→ Given records:
- - -
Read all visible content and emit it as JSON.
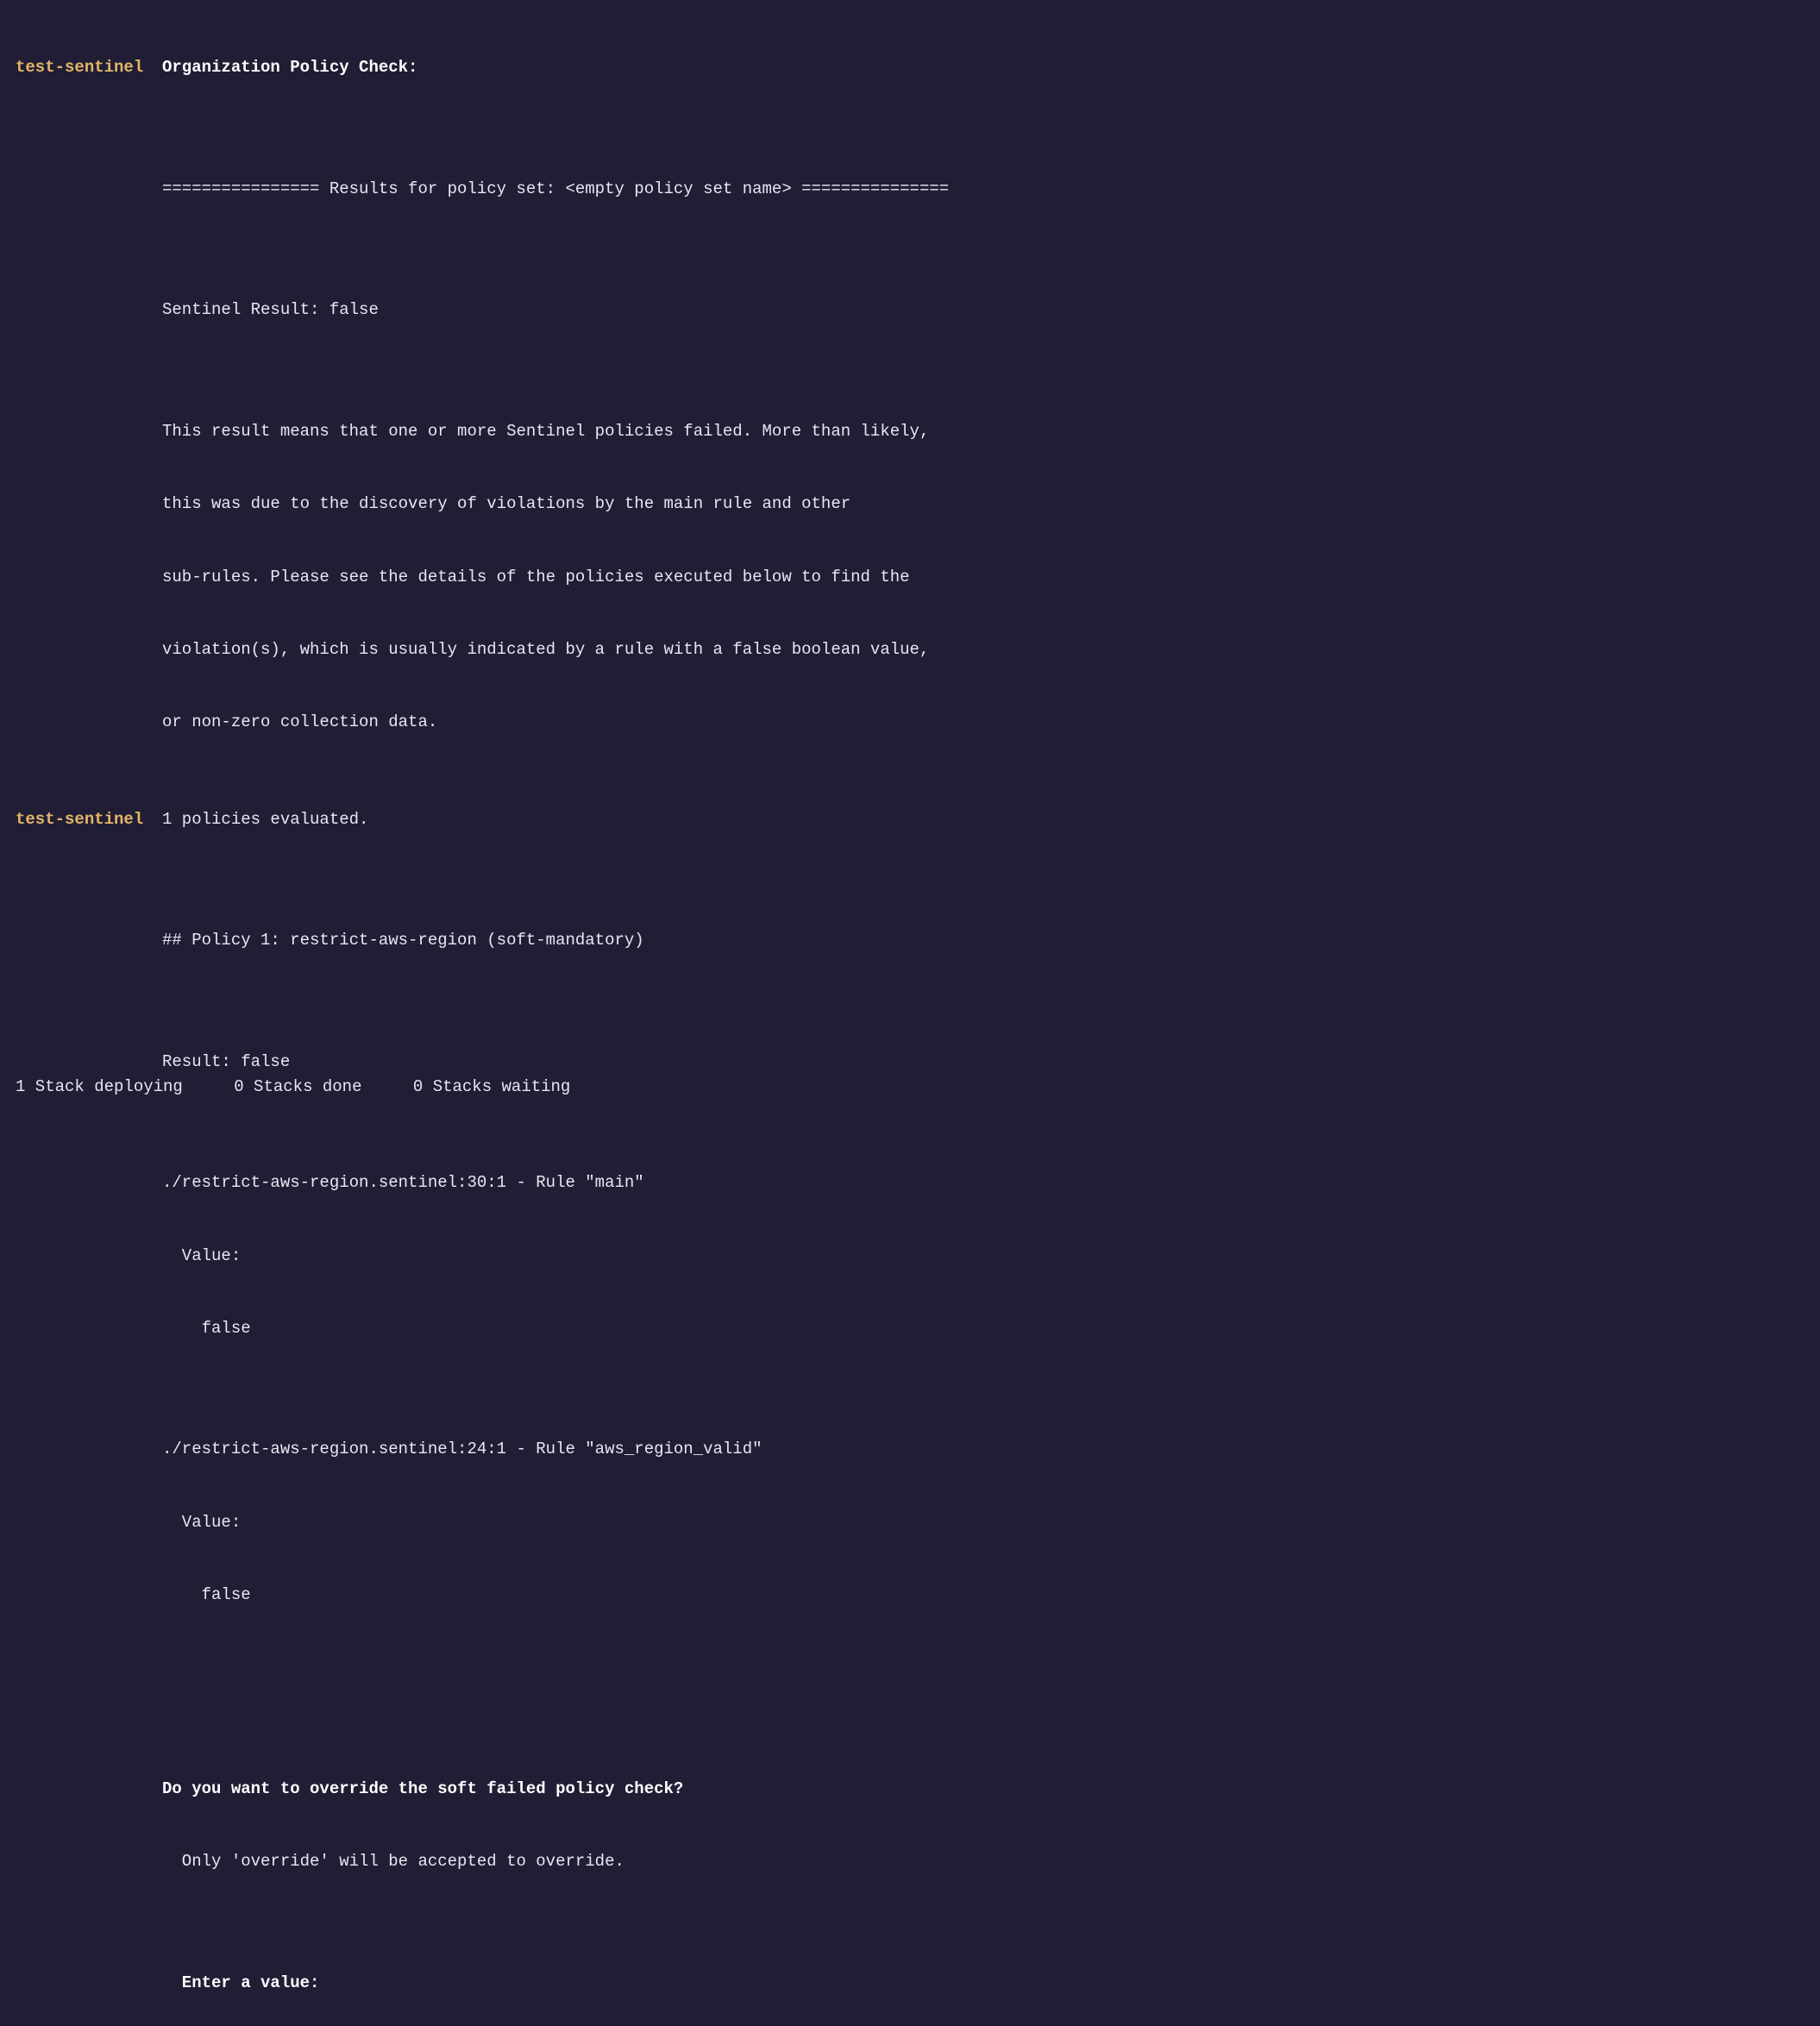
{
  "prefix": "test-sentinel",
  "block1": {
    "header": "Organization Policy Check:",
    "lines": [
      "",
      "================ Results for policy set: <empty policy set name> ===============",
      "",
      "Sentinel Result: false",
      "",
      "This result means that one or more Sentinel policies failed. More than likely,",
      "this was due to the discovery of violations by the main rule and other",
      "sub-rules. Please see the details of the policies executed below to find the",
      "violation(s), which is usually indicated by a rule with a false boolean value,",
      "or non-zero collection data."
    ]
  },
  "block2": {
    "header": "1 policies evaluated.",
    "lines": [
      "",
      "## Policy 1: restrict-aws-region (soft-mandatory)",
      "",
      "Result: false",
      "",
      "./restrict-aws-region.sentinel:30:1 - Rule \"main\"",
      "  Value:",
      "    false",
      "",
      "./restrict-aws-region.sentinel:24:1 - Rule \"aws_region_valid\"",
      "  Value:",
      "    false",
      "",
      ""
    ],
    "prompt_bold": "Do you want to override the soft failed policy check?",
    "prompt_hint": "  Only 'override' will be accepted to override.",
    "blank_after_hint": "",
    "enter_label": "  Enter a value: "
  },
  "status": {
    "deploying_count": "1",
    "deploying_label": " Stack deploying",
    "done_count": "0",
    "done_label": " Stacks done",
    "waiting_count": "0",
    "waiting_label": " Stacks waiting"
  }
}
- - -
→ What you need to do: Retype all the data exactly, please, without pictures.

→ Response:
Read all visible content and emit it as JSON.
{
  "prefix": "test-sentinel",
  "block1": {
    "header": "Organization Policy Check:",
    "lines": [
      "",
      "================ Results for policy set: <empty policy set name> ===============",
      "",
      "Sentinel Result: false",
      "",
      "This result means that one or more Sentinel policies failed. More than likely,",
      "this was due to the discovery of violations by the main rule and other",
      "sub-rules. Please see the details of the policies executed below to find the",
      "violation(s), which is usually indicated by a rule with a false boolean value,",
      "or non-zero collection data."
    ]
  },
  "block2": {
    "header": "1 policies evaluated.",
    "lines": [
      "",
      "## Policy 1: restrict-aws-region (soft-mandatory)",
      "",
      "Result: false",
      "",
      "./restrict-aws-region.sentinel:30:1 - Rule \"main\"",
      "  Value:",
      "    false",
      "",
      "./restrict-aws-region.sentinel:24:1 - Rule \"aws_region_valid\"",
      "  Value:",
      "    false",
      "",
      ""
    ],
    "prompt_bold": "Do you want to override the soft failed policy check?",
    "prompt_hint": "  Only 'override' will be accepted to override.",
    "blank_after_hint": "",
    "enter_label": "  Enter a value: "
  },
  "status": {
    "deploying_count": "1",
    "deploying_label": " Stack deploying",
    "done_count": "0",
    "done_label": " Stacks done",
    "waiting_count": "0",
    "waiting_label": " Stacks waiting"
  }
}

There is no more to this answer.